Now, the way to maximize your effectiveness in business is to figure out your strengths, and then go to town on them. Let other people handle the stuff that you’re weakest in — ideally, people for whom *those* are their strengths.

In my case, this means doubling down on the brand, and extending that brand to other products. The way that Richard Branson has extended his personality brand from music to cell phones to airlines and, most recently, to space travel. Or the way that Oprah extended her brand to a magazine and then to an entire television channel. Or the way that Paul Newman started out in the movies, but branched out  into salad dressing, pasta sauce and popcorn.

Aligning strengths and values

Once you’ve identified your values, and figured out where your strengths are, you can can take a look at your business — or your future business, if you haven’t started it yet — and check that everything is in agreement.

For example, if what’s important to you is curing cancer, and your strength is in creating back-end processes, than hosting a talk show promoting smoking is probably not in line with either.

So, my core value is promoting technology — specifically, immersive 3D technology. But my writing is currently serving mainly existing users of OpenSim. That needs to change — I need to broaden out to people who might be interested in this who are not current OpenSim users. Do more articles for newcomers, for example. And I need to be writing more for other publications, as well, promoting this technology.

My strength is my personal passion and visibility. My branding is not really in line with that. To start with, my name is almost impossible to pronounce! The only decent pictures of me were taken almost ten years ago, in China. I give a lot of speeches, both in person and in virtual settings, but I don’t really promote them anywhere. And I’m not actively building up my social media followers, just letting people find me on their own.

In fact, when I first started doing this, I was a little embarrassed by being too visible. I wanted the content to be front and center, not me. This was stupid — my passion is one of the things that’s most useful about me. Trying to tone that part of it down is like cutting myself off at the knees, helping sabotage the project before it even starts. It’s like telling a programmer: You can start your business, but don’t spend too much time coding because it’s too self-serving — focus on stuff you don’t like and aren’t good at, instead.

Is there anybody else out there in the same boat as me? Paddling with one oar because they don’t want to seem too pushy or too aggressive or too self-promoting? Email me! We should get together and compare notes. Maybe form a support group — as soon as we can figure out who gets to talk first, of course!

There’s a human tendency to assume that on the inside, everybody is just like us. If you’re a liar and a cheat, you see liars everywhere you look. If you’re loud and outspoken, you think other people, are, too — they’re just more polite about it. So you feel bad by comparison. But one thing that I learned from the business groups I’ve been in — and, most recently, from a leadership event that I was part of organized by the Society of Professional Journalists — is that everybody is different. Some people prefer to be in the spotlight. Others actually prefer to be working behind the scenes.
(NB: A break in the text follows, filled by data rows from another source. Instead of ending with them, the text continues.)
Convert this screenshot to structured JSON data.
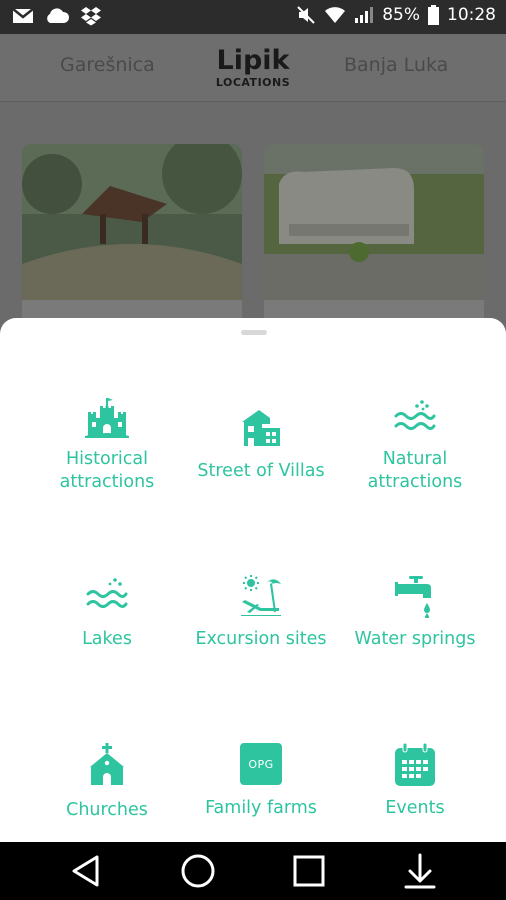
{
  "status_bar": {
    "battery_percent": "85%",
    "time": "10:28"
  },
  "location_header": {
    "prev": "Garešnica",
    "current": "Lipik",
    "subtitle": "LOCATIONS",
    "next": "Banja Luka"
  },
  "categories": [
    {
      "label": "Historical\nattractions",
      "icon": "castle-icon"
    },
    {
      "label": "Street of Villas",
      "icon": "villa-icon"
    },
    {
      "label": "Natural\nattractions",
      "icon": "waves-icon"
    },
    {
      "label": "Lakes",
      "icon": "lake-icon"
    },
    {
      "label": "Excursion sites",
      "icon": "beach-chair-icon"
    },
    {
      "label": "Water springs",
      "icon": "faucet-icon"
    },
    {
      "label": "Churches",
      "icon": "church-icon"
    },
    {
      "label": "Family farms",
      "icon": "opg-icon",
      "badge": "OPG"
    },
    {
      "label": "Events",
      "icon": "calendar-icon"
    }
  ],
  "colors": {
    "accent": "#2ec4a0",
    "scrim": "#6b6b6b"
  },
  "nav_bar": {
    "items": [
      "back-icon",
      "home-icon",
      "recents-icon",
      "notification-pull-icon"
    ]
  }
}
They don’t mind being recognized for what they do — nobody minds that! — but they’d rather not be out in front of the public, making speeches.

So if you’re a person who likes working behind the scenes, who likes creating systems and developing products, and isn’t that great at the promoting and marketing side of things — drop me a line. Maybe we can work together. As a team, we’d get more than twice as far as either one of us working alone.

Maria Korolov